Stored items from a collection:
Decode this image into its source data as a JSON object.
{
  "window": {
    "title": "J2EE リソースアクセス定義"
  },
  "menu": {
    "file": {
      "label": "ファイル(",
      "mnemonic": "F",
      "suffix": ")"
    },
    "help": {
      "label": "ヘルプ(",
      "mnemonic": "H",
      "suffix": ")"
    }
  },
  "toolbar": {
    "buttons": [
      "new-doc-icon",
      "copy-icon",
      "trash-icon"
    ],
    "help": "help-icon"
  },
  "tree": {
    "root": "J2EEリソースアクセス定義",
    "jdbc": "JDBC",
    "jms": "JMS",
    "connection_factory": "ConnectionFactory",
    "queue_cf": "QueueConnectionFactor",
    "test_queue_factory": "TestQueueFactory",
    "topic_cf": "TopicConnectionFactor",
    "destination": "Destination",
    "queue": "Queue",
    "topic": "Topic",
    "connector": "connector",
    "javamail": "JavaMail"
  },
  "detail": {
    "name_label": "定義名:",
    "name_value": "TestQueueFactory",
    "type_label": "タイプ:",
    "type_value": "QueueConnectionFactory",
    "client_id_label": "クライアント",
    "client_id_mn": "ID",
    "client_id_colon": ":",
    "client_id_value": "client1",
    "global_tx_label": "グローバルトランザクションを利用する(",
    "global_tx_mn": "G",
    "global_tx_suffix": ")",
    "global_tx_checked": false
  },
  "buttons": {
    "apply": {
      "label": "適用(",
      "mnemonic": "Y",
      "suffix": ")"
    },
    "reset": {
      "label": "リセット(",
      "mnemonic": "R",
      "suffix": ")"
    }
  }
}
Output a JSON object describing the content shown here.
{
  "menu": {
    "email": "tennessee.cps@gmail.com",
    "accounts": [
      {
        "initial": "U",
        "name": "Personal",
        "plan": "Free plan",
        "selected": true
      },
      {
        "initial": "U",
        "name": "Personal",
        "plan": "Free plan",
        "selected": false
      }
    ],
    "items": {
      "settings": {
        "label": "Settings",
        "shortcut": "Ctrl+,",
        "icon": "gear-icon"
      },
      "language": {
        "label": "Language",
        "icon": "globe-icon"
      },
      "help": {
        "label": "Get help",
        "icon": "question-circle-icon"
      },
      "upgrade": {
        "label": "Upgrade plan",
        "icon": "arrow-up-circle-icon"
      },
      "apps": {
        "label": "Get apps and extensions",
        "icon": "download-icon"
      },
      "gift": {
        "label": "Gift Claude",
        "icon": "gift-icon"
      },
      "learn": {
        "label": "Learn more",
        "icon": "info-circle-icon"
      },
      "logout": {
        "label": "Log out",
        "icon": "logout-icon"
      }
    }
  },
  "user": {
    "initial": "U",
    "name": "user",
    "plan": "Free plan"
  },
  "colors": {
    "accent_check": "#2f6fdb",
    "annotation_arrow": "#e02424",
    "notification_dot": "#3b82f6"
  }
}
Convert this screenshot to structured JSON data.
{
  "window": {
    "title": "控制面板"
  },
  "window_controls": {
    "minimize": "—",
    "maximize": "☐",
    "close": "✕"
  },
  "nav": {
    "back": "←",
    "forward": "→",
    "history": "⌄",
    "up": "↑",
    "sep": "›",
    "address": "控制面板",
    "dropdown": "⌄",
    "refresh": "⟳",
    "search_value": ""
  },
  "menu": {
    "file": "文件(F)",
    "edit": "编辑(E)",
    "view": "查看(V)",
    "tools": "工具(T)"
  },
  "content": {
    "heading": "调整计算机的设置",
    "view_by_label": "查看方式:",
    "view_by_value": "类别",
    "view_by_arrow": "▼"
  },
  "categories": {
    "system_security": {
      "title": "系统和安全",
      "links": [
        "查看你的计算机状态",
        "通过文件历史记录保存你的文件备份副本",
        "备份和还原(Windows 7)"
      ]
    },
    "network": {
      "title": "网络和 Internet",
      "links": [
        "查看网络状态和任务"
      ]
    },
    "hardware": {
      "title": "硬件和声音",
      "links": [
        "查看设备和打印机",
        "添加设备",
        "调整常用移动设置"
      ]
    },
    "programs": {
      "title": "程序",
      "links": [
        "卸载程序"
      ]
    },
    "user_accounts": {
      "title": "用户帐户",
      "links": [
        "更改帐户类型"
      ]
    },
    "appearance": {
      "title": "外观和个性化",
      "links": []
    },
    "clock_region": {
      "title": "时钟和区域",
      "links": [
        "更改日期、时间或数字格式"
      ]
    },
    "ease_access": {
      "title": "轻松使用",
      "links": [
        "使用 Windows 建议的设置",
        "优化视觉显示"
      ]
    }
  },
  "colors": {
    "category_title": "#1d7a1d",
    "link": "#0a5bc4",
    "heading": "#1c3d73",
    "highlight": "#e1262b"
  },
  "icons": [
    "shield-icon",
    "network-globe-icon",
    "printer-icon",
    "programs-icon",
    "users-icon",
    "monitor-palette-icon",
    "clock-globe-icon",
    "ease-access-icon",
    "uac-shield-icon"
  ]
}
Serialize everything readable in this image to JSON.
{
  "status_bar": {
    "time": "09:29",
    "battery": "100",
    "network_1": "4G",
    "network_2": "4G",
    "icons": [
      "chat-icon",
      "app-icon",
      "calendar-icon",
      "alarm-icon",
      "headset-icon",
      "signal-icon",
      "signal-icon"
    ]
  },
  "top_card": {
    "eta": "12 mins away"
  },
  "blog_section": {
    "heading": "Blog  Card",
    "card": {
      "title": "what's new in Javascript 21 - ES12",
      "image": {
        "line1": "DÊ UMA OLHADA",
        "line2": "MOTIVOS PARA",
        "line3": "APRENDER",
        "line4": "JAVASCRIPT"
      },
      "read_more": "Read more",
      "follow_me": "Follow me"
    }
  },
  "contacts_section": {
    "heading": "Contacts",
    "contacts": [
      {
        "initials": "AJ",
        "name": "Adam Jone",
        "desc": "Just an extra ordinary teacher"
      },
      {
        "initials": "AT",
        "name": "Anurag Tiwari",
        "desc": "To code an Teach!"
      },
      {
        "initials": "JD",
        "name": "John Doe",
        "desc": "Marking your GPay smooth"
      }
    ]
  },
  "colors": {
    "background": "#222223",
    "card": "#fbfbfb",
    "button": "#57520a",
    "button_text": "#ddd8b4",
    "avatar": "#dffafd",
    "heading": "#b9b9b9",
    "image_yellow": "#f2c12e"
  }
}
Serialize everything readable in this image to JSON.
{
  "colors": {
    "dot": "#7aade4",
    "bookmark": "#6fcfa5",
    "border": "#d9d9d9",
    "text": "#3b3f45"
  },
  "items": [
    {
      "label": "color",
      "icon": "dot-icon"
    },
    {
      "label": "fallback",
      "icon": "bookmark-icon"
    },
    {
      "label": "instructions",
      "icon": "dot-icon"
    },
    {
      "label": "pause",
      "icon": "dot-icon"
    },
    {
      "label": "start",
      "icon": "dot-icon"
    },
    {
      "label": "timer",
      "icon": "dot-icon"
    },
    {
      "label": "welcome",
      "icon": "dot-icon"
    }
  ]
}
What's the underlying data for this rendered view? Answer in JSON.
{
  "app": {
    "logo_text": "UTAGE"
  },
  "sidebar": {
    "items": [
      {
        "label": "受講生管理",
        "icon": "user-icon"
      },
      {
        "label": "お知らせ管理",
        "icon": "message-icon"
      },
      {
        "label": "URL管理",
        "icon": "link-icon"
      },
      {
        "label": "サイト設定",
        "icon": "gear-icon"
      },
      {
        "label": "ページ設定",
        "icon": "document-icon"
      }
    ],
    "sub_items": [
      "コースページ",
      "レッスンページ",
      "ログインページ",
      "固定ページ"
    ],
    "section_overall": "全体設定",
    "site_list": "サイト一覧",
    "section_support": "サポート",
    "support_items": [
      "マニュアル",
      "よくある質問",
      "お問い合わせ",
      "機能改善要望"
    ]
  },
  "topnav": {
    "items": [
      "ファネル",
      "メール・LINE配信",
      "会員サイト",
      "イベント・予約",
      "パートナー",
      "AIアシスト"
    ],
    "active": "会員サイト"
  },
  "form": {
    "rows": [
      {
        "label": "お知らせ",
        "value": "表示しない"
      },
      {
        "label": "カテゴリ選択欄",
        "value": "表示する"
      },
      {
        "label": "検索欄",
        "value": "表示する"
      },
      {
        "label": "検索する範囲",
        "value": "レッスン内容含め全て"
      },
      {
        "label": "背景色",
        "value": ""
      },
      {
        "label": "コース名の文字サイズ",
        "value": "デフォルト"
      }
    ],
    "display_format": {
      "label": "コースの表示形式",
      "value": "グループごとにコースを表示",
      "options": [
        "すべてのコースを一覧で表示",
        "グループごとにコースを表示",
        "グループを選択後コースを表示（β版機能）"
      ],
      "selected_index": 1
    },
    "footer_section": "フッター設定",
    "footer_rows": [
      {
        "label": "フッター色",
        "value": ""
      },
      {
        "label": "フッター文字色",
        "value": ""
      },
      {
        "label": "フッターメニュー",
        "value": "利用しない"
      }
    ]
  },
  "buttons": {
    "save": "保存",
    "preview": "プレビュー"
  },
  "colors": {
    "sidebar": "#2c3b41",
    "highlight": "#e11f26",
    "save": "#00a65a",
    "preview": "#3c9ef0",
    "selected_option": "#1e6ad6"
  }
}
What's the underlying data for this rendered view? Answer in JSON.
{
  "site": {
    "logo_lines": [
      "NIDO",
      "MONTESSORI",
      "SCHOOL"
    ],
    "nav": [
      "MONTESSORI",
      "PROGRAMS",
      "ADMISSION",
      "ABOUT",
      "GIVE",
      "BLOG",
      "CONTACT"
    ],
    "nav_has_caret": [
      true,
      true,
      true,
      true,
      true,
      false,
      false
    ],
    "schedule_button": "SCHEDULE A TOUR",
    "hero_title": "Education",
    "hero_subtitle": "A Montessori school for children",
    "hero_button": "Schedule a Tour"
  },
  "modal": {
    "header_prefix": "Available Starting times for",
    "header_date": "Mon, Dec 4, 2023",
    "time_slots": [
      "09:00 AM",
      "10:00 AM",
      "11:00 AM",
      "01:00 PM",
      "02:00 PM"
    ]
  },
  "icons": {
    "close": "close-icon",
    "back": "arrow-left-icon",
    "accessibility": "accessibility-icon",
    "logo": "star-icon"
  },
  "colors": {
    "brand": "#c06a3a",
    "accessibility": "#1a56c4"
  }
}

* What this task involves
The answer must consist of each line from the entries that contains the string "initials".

* Task answer
        "initials": "AJ",
        "initials": "AT",
        "initials": "JD",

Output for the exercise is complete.